The summit congratulated Nyusi, President Mokgweetsi Eric Keabetswe Masisi (Botswana), President Hage Gottfried Geingob (Namibia), President Pravind Kumar Jugnauth (Mauritius) and Chakwera fn winning the elections in their respective countries.
Moeketsi Majoro was also congratulated on his appointment as the new Prime Minister of the Kingdom of Lesotho.
But the summit did not make mention of the political crisis in Zimbabwe, only acknowledging a report from outgoing chairperson of the Organ on Politics, Defence and Security Cooperation, President Emmerson Mnangagwa, who was commended “for his outstanding leadership during his tenure”.

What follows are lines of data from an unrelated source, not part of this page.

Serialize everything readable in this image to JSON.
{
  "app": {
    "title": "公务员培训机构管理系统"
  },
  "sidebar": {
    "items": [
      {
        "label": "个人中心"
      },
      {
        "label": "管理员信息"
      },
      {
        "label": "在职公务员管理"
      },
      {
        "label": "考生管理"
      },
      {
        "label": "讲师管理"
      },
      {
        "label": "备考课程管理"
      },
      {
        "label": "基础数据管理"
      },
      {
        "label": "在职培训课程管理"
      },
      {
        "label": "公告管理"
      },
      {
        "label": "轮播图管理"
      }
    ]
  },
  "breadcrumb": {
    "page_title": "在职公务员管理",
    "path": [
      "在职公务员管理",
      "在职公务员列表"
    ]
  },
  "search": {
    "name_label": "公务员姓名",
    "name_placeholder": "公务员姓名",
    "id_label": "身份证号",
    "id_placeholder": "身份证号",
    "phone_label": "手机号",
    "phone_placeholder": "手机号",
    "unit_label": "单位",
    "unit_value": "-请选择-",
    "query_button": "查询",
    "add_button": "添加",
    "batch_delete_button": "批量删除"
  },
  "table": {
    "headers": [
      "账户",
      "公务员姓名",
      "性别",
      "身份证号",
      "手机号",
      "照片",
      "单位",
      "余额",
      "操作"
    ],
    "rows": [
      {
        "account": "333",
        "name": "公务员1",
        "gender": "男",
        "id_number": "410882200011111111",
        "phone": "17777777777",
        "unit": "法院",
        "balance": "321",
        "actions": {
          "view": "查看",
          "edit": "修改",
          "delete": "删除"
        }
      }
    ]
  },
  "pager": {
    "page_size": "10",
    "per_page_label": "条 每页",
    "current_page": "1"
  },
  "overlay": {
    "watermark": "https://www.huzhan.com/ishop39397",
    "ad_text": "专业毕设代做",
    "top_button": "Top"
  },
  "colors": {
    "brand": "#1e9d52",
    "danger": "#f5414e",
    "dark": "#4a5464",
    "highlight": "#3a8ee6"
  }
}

While there are tensions and conflicts in some countries, including Zimbabwe, the summit, in its communiqué, only said: “Summit received an Assessment Report on Emerging Security Threats in the Region, commended the secretariat for the detailed report, and directed the secretariat to prepare an action plan for its implementation, that will among others, prioritise measures to combat terrorism, violent attacks and cybercrime; and to address adverse effects of climate change.”
The summit also urged member States to take proactive measures to mitigate external interference, the impact of fake news and the abuse of social media, especially in electoral processes.

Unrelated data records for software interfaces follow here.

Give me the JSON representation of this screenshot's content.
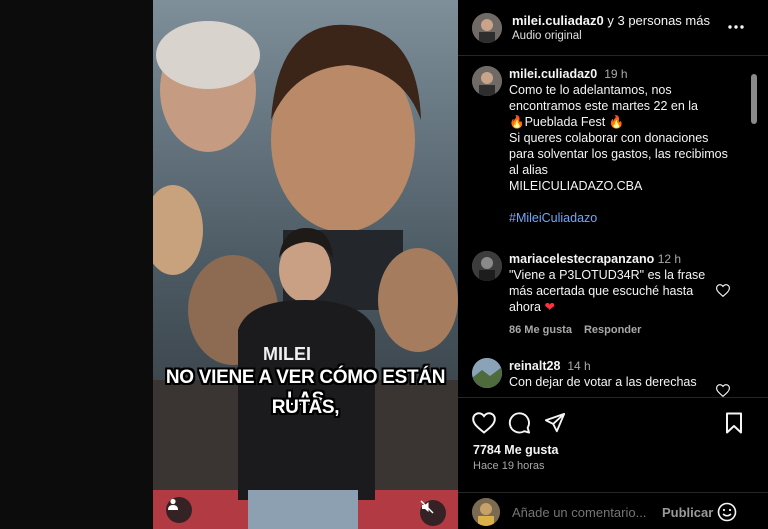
{
  "post": {
    "caption_line1": "NO VIENE A VER CÓMO ESTÁN LAS",
    "caption_line2": "RUTAS,"
  },
  "header": {
    "author": "milei.culiadaz0",
    "coauthors": " y 3 personas más",
    "audio": "Audio original"
  },
  "comments": [
    {
      "user": "milei.culiadaz0",
      "time": "19 h",
      "lines": [
        "Como te lo adelantamos, nos",
        "encontramos este martes 22 en la",
        "🔥Pueblada Fest 🔥",
        "Si queres colaborar con donaciones",
        "para solventar los gastos, las recibimos",
        "al alias",
        "MILEICULIADAZO.CBA"
      ],
      "hashtag": "#MileiCuliadazo"
    },
    {
      "user": "mariacelestecrapanzano",
      "time": "12 h",
      "lines": [
        "\"Viene a P3LOTUD34R\" es la frase",
        "más acertada que escuché hasta",
        "ahora"
      ],
      "likes": "86 Me gusta",
      "reply": "Responder"
    },
    {
      "user": "reinalt28",
      "time": "14 h",
      "lines": [
        "Con dejar de votar a las derechas"
      ]
    }
  ],
  "footer": {
    "likes": "7784 Me gusta",
    "time_ago": "Hace 19 horas",
    "add_comment_placeholder": "Añade un comentario...",
    "publish": "Publicar"
  },
  "colors": {
    "background": "#000000",
    "hashtag": "#6ea8ff",
    "heart": "#ff3040"
  },
  "icons": [
    "heart-icon",
    "comment-icon",
    "share-icon",
    "bookmark-icon",
    "more-options-icon",
    "emoji-icon",
    "mute-icon",
    "user-tag-icon"
  ]
}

In his acceptance speech, Nyusi said he will ensure that Sadc achieves economic development through creation of competitive hubs in the region.
He said: “We are going to have competitive hubs in the Sadc region. We are also going to make sure that we avoid unnecessary competition [among ourselves] in the economy.”
Nyusi has taken over from Tanzanian President John Pombe Magufuli who said that during his term of office, the region registered positive strides despite the Covid-19 pandemic which has disrupted the world economy.
Responding to a question during a press briefing after the summit’s closing ceremony, Chakwera said the most important area on the abuse of social media and fake news lies in the hands of individuals.
He said if people can take an initiative to verify whatever they post or forward on social media, most of the challenges can be addressed.
Chakwera said: “We can’t stay without social media, but we need to be vigilant and ensure that we verify facts about what we post on social media, that way we are going to reduce the abuse of social media.”
Chakwera and Majoro were given an opportunity to address the summit.
In his address, Chakwera said the combination of strengths and shared values between Sadc member States represents a unique opportunity to achieve full integration within the next few years.
He said: “I also believe that it is a divine opportunity, for it is by the Providence of God that we are bound to one another by history, culture, and a shared journey of liberation.
“For us as Malawians, we feel this undeniable bond whenever we travel beyond our borders which is why I have never accepted that Malawi is land-locked, but rather land-linked, for we are inextricably linked to our Sadc brothers on all sides and I can assure you that we would not have it any other way.
“From this perspective, I humbly request you, the in-coming chairman, my brother and neighbour, Your Excellency Felipe Nyusi, to give us all no rest during your tenure until we join hands in honouring the legacy of His Excellency the late Benjamin Mkapa by fully liberalising trade across the Sadc region and unlock the economic possibilities that our peoples dream of.”
The summit also approved the Sadc Vision 2050 which is based on the foundation of peace, security and democratic governance, and premised on three interrelated pillars of industrial development and market integration; infrastructure development in support of regional integration; and social and human capital development.
The three pillars also recognise gender, youth, environment and climate change as well as disaster risk management as important cross-cutting components.
The summit also endorsed a five-year Sustainable Self Financing Plan for Sadc Electoral Observation Missions covering the period 2021 to 2025.
The summit has since planned a face-to-face meet in Maputo, Mozambique in March 2021 depending on the Covid-19 pandemic situation.